CHICAGO (AP) — With President Barack Obama saying he wants to build his library in Chicago but that "some entanglements" might stand in the way, the City Council voted to do away with the only entanglement many said they knew about — voting to give the city control of two pieces of park land so it can be used for the library if the president wants it.
Approval of the ordinance proposed by Mayor Rahm Emanuel was widely expected. But the 47-0 vote came after aldermen implored each other to vote in favor of the measure to transfer 20 acres of land at either Jackson Park or Washington Park — crucial to the bid by the University of Chicago — as a way to send a clear message to the White House that the city firmly supports bringing the library to the president's hometown.
"The road to the White House began in Chicago," said Alderman Pat Dowell.
The vote came after the Chicago Tribune reported that the president said over the weekend that he wanted his library in Chicago. While Obama didn't detail what "entanglements" he referred to, his comments followed concerns raised by the Barack Obama Foundation, which is screening proposals, about the University of Chicago's inability to assure access to land where it wants to build the library in either park near campus.
"That was the only entanglement we had," said the mayor. "That issue has been addressed."
The vote also came at the right time for the mayor — days before the April 7 runoff election against Cook County Commissioner Jesus 'Chuy' Garcia. Emanuel was dealt what was widely seen as a political blow when it was reported that the Obamas would delay a decision until after the election.
But Wednesday's vote came as the mayor is trying to court black voters, many of whom support building the library on the city's South Side or the University of Illinois at Chicago's bid to build it on the West Side, in large part because the library would be an economic boon to distressed communities.
The foundation, in a statement, called the vote "an encouraging step for the University of Chicago proposal."
Emanuel has implied that if he loses to Garcia it could jeopardize the bids by the University of Chicago and the University of Illinois at Chicago and offer an advantage to bids from the University of Hawaii or Columbia University in New York.
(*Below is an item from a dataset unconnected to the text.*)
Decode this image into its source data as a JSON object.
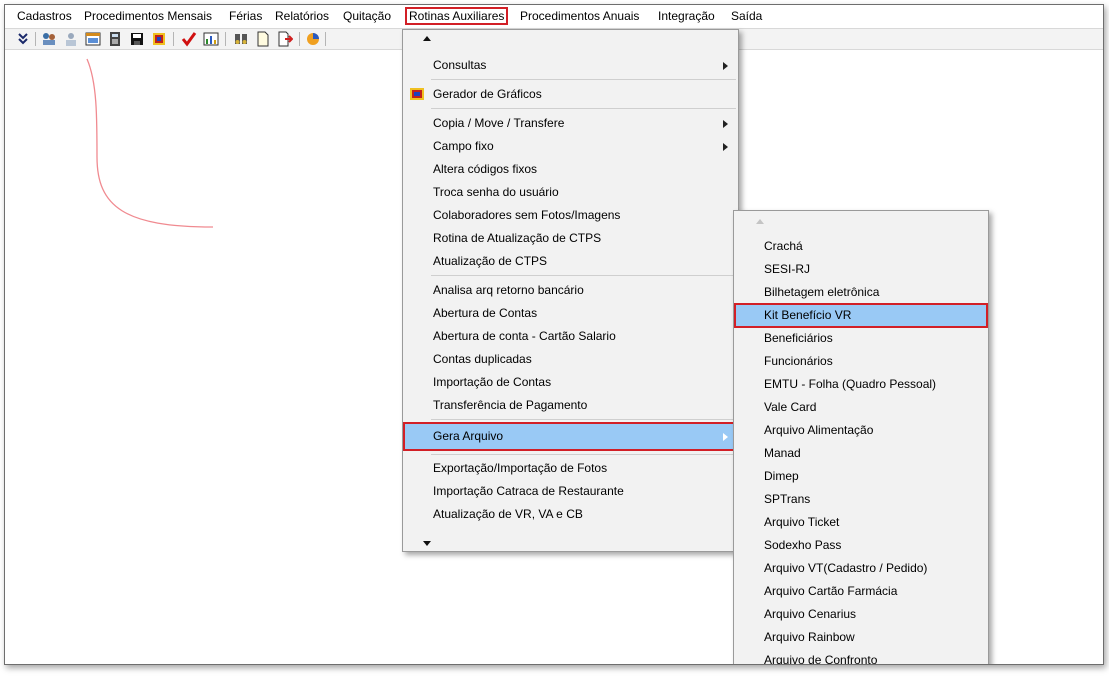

He did so again on Wednesday.
"My position has been clear, clear since day one (and) that's not true of my opponent," he told reporters. "As someone who recruits companies on a regular basis to either expand or relocate to the city of Chicago ... when people make a major decision they want something steady they can hang their hat on and I have been clear about my position as it relates to the presidential library and locating it in the city of Chicago."
Garcia said in a statement that while he doesn't believe the library should come "at the expense of public park land," he supports both Chicago proposals.
"I have never wavered in my full support of bringing the Obama Presidential Library to Chicago," he said.
Associated Press writer Josh Lederman in Washington, D.C. contributed to this report.